12. Don't forget about brunch enchiladas

Enchiladas are commonly thought of as a lunch or dinner food, but Jinich thinks they can be a great breakfast food, as well. Her brunch enchiladas are stuffed with scallion-studded scrambled eggs and topped with a sauce of seasoned, puréed black beans. The dish is garnished with crumbled chorizo, avocados, cheese, and pickled jalapeños. It's a great way to make brunch for a crowd, and it's an excellent example of how Jinich likes to use shared ingredients in multiple components of the same enchilada recipe — in addition to garnishing with pickled jalapeños, she also seasons the black bean sauce with the jalapeño pickling liquid.

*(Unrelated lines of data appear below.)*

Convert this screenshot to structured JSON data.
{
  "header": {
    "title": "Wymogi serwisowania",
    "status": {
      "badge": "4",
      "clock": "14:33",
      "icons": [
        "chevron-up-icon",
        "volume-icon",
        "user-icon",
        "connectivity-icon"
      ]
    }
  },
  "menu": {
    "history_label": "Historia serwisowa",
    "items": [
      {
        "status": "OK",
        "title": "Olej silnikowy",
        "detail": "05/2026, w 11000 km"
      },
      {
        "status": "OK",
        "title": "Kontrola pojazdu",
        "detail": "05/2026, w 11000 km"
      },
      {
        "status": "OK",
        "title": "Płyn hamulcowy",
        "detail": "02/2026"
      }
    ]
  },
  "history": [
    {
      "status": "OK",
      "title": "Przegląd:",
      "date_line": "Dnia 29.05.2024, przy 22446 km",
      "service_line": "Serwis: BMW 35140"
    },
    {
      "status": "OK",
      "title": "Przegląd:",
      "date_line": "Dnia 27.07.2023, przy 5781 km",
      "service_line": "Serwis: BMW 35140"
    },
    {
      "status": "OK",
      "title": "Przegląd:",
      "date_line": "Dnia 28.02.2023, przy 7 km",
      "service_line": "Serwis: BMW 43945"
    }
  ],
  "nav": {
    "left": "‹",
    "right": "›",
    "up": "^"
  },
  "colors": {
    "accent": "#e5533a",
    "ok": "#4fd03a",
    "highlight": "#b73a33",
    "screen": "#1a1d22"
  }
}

If you like the idea of brunch enchiladas but don't want to follow Jinich's exact recipe, there's plenty of room to experiment — just roll your favorite breakfast ingredients into enchiladas. Bacon-and-egg-filled enchiladas covered with cheese sauce would be excellent, for example. Most ingredients that would work in a breakfast taco or burrito could work in enchilada form.

13. Enchiladas reheat well, but save the garnishes for the last minute

If you're hosting a big Cinco de Mayo party, you may want to make enchiladas ahead of time so you can reheat them on the day of the celebration and spend time with your guests instead of running around the kitchen. Jinich said that there are a couple of great ways to pre-prep enchiladas. First, you can make your filling and sauce ahead of time, reheat them, and assemble the enchiladas the day-of. You can even prep garnishes like crumbled cheese and shredded lettuce a day or two before your guests arrive. Second, if you really want to save time, you can choose a casserole-style enchilada recipe and assemble the whole thing in a baking dish before the party. Simply reheat the whole pan in the oven when you're ready to eat.

Regardless of what reheating method you choose, don't add your garnishes to the enchiladas until you're at the table and ready to eat. Fresh garnishes like shredded lettuce, sliced avocado, and herbs won't fare well during the reheating process.

Jinich also mentioned that you can make your life easier by pre-prepping your cocktails in addition to your enchiladas. "You can have your margarita mix in the fridge and have it chilled and then just rim your glasses when your guests come over," she said. With cocktails and enchiladas out of the way, you can set yourself up for a seamless hosting experience.